AUSTIN, Texas (Reuters) - A homeless teenager was arrested in the murder of a dance student at the University of Texas at Austin, police said on Friday.

Meechaiel Criner, 17, was taken into custody on Thursday and held on $1 million bond, online records showed. Haruka Weiser, 18, of Portland, Oregon, was reported missing on Monday. Her body was found on Tuesday behind the university’s alumni center.

It was the first on-campus killing at the university since a 1966 mass shooting by a sniper.

Weiser’s death sent shockwaves across the campus and among the 64,000 students, faculty and staff.

Police said she had left a drama building on campus on Sunday night, likely headed for her dormitory, but never made it. An arrest affidavit for Criner said there was trauma on Weiser’s body and that her possessions were not found.

A video was released on Thursday showing a person of interest near where Weiser’s body had been found. A young woman who reported a trash fire near the campus on Monday recognized the person in the video as the one who had started the blaze and told police.

According to the affidavit, a separate surveillance video showed a person with a “shiny rigid object” who followed a woman across a bridge and onto a sidewalk before they moved out of frame.

Austin Police Chief Art Acevedo told a news conference that investigators had found items at the fire that were believed to belong to Weiser.

Police tracked Criner to a homeless shelter, where he was arrested. He faces charges of murder of tampering with evidence, police said.

“We are very certain that the suspect in custody is the suspect responsible for the death of this beautiful young woman,” Acevedo said. Criner is expected to be charged with murder.

Criner, who was not a student at the university, had a bag believed to belong to Weiser, Acevedo said.

He said the motive for the killing was not known.

Weiser, a dance major, had planned to declare a second major in pre-med studies, her family said.

“We remain steadfast in our desire to honor Haruka’s memory through kindness and love, not violence,” her family said in a statement on Friday.
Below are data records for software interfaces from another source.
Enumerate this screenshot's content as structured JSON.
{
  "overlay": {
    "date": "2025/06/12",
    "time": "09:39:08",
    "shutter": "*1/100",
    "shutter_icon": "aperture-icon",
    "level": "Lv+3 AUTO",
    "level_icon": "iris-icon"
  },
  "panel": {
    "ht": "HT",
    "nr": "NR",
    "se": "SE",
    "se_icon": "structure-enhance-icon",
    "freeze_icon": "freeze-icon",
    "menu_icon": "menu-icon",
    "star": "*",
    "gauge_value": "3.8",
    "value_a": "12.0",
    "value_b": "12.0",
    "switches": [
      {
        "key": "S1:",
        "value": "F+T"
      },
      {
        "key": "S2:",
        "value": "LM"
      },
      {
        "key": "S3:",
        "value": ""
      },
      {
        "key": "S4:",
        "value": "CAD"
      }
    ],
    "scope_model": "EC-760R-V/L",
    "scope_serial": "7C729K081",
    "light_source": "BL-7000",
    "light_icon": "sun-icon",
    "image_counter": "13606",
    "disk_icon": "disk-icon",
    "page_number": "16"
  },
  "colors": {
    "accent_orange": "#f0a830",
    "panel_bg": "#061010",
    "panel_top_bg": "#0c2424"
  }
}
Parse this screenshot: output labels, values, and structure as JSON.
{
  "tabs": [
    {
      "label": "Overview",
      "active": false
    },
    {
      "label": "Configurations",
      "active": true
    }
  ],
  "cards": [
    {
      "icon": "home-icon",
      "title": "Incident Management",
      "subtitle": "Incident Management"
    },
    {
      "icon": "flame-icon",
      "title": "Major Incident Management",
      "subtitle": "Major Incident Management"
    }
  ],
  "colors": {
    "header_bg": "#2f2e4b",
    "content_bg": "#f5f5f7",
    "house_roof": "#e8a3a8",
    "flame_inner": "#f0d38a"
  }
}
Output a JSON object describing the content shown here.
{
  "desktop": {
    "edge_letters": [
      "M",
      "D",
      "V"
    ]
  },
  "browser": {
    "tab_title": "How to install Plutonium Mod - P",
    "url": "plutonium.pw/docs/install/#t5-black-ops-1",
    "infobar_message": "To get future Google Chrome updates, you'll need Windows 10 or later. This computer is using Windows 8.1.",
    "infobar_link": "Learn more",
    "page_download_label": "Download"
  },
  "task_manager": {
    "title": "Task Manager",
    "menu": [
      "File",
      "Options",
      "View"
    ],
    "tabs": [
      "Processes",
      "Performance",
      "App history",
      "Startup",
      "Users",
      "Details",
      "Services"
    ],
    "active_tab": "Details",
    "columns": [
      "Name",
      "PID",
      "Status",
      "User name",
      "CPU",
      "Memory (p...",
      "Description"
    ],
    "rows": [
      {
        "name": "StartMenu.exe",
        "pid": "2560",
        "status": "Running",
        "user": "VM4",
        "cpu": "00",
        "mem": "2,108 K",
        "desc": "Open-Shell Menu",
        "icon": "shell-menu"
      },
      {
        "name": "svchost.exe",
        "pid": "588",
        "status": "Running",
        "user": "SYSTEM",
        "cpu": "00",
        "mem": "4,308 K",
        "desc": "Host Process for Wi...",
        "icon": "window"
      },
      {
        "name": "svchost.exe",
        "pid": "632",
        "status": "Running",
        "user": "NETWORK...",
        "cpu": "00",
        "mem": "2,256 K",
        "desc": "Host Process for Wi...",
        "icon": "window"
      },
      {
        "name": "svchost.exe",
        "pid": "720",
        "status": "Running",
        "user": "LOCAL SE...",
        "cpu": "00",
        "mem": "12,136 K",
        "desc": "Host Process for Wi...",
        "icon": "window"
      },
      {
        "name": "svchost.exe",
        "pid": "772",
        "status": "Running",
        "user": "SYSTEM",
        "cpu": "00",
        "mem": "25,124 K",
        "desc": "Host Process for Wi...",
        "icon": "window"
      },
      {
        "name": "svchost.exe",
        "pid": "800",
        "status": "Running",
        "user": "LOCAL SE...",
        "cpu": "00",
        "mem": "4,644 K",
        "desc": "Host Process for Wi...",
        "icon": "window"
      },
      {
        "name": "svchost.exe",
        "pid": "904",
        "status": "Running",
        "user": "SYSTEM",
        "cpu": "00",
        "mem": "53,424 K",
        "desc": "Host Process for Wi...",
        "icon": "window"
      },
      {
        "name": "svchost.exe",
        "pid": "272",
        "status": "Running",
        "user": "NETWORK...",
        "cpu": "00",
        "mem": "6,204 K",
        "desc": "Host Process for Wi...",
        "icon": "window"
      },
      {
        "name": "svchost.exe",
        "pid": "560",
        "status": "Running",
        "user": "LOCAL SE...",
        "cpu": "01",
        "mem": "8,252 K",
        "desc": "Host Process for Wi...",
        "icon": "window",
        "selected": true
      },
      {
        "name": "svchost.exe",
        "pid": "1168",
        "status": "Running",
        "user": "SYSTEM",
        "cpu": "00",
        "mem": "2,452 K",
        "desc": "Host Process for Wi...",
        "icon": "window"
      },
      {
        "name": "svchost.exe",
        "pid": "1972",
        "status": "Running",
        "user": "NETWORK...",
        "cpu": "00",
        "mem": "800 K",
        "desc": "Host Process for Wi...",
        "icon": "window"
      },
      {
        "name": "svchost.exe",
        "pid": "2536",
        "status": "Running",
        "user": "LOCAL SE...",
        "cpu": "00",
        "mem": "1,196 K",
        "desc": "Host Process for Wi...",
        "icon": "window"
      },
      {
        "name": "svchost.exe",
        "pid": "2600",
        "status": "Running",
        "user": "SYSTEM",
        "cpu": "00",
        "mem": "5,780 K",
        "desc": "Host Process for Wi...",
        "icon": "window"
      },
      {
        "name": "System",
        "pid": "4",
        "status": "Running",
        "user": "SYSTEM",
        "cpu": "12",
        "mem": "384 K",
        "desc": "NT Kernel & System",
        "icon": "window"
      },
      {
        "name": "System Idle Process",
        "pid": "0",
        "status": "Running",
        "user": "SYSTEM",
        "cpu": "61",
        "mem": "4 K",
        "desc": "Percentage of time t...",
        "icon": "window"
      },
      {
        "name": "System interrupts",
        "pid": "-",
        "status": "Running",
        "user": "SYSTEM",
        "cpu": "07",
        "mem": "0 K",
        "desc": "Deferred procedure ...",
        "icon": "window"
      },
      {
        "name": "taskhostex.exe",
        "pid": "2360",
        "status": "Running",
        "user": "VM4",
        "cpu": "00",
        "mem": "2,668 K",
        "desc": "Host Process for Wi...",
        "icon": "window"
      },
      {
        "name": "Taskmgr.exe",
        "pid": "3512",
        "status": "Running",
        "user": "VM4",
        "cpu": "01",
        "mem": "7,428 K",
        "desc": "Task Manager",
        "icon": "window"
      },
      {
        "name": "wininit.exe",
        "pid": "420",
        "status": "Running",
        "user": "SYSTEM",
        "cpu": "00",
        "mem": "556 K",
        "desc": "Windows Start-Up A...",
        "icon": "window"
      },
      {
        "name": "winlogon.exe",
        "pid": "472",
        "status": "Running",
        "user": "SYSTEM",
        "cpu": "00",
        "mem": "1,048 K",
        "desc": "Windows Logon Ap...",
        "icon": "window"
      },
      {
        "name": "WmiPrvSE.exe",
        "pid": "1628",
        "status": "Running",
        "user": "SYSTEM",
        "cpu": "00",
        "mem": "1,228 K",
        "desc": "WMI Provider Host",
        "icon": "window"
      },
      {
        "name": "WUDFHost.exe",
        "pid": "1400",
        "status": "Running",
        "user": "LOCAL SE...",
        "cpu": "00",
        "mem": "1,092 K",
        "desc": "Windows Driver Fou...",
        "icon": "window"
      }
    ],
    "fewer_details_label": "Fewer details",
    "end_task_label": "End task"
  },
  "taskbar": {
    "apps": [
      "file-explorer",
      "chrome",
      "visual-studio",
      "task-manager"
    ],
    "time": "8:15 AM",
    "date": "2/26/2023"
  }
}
Reporting by Jon Herskovitz in Austin and Suzannah Gonzales in Chicago, Writing by Alex Dobuzinskis; Editing by Bernadette Baum, Toni Reinhold, Grant McCool